Near week-long heatwave to hit parts of South Africa
Ahmed Areff, News24
Johannesburg - An almost week-long heatwave is expected over parts of the country, with some maximum temperatures expected to hit 40 degrees Celsius on Monday.
The heatwave comes as large parts of the country are experiencing devastating drought conditions.
The SA Weather Service said in its daily forecast that a heatwave with "persistently high temperatures" is expected over Gauteng, Mpumalanga, Limpopo and the eastern part of the North West until Thursday.
Skukuza in Mpumalanga and Musina in Limpopo were expected to hit 40 on Monday. Lephalale in Limpopo was forecast to hit 39, Vryburg in the North West has maximum of 38, while Pretoria was forecast to hit a maximum of 37.
Extremely high fire danger conditions were also expected in parts of Limpopo.

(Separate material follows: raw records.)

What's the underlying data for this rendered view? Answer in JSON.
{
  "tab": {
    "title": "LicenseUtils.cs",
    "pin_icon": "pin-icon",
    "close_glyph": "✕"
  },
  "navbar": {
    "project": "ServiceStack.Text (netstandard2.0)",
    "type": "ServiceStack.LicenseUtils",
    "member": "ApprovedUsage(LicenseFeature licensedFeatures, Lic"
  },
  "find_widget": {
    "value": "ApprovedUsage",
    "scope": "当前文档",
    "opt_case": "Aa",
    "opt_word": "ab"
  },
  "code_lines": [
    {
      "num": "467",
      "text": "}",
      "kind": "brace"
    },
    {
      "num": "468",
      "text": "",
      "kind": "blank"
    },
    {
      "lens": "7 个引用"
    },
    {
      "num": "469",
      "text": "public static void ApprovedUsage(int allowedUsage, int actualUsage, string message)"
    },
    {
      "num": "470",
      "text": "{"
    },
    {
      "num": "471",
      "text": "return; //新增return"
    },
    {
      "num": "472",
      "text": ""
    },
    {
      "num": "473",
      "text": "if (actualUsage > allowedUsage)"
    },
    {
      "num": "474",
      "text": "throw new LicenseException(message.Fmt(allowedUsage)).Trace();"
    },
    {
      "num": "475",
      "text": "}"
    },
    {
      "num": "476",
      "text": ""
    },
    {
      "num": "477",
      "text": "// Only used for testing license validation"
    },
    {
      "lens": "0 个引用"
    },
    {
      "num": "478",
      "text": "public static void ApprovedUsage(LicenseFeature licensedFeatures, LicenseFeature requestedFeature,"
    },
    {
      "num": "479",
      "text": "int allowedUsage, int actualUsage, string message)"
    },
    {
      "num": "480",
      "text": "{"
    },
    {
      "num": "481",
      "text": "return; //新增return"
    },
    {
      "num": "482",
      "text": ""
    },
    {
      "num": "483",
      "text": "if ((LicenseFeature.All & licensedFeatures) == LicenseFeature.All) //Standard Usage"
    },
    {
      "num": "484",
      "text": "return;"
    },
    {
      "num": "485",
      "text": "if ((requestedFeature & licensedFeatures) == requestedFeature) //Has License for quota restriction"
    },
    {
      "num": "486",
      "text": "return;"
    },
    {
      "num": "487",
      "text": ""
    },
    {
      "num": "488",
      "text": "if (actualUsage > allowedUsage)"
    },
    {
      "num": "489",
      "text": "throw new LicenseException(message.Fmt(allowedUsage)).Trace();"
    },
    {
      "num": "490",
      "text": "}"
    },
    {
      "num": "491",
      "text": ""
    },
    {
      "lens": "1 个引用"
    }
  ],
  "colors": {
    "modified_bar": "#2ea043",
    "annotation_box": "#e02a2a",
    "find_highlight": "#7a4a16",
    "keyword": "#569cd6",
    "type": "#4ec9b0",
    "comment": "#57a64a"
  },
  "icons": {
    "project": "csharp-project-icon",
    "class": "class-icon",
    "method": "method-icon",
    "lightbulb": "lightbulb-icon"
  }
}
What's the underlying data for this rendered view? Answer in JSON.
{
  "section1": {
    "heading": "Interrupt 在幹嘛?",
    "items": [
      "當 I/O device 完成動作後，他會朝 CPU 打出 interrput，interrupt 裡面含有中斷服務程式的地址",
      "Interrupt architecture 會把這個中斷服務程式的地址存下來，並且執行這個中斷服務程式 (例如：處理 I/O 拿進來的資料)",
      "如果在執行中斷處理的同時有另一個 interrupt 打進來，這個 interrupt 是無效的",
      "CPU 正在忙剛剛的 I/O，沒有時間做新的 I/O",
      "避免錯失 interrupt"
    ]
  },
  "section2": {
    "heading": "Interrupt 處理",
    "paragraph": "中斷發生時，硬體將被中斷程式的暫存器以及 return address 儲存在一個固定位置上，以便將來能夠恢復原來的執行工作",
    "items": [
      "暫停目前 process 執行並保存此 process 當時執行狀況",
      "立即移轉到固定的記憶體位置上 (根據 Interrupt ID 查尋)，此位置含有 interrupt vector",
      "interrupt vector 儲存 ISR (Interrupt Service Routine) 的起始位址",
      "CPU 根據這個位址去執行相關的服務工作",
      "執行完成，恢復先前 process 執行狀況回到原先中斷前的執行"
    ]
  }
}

Dr Francois Engelbrecht from the Council for Scientific and Industrial Research told News24 last month that 2015 was going to be the warmest year ever on the global record.
This view was shared by other scientists, including the United States' National Oceanic and Atmospheric Administration, which also told The New York Times that that this year will be the hottest in the historical record.
Engelbrecht told News24 that one of the only things that could prevent warming on this scale was a large volcanic eruption like that of Krakatoa.
The 1883 eruption is often considered to be the loudest sound ever heard in modern human history. Some reports say it was heard nearly 5 000km away.
He said the ash cloud from an eruption on that scale would have sulphur dioxide, which would reflect some sunlight back into space.
"But that is just an example of how warm this year is."
He said this global increase in temperature was caused by global warming and the El Nino phenomenon.
El Nino is the warming of the Pacific Ocean from its normal temperatures, which often results in severe weather conditions.
"Every 2 to 7 years the Pacific Ocean warms up. We are in such an event now, and the ocean temperatures are warmer than normal," Engelbrecht said.
"The event is expected to intensify further and peak in December."
Usually when the global record increases it is by 0.01%. This year it is expected to go beyond 0.1%.
"That is 10 times higher than what is normal."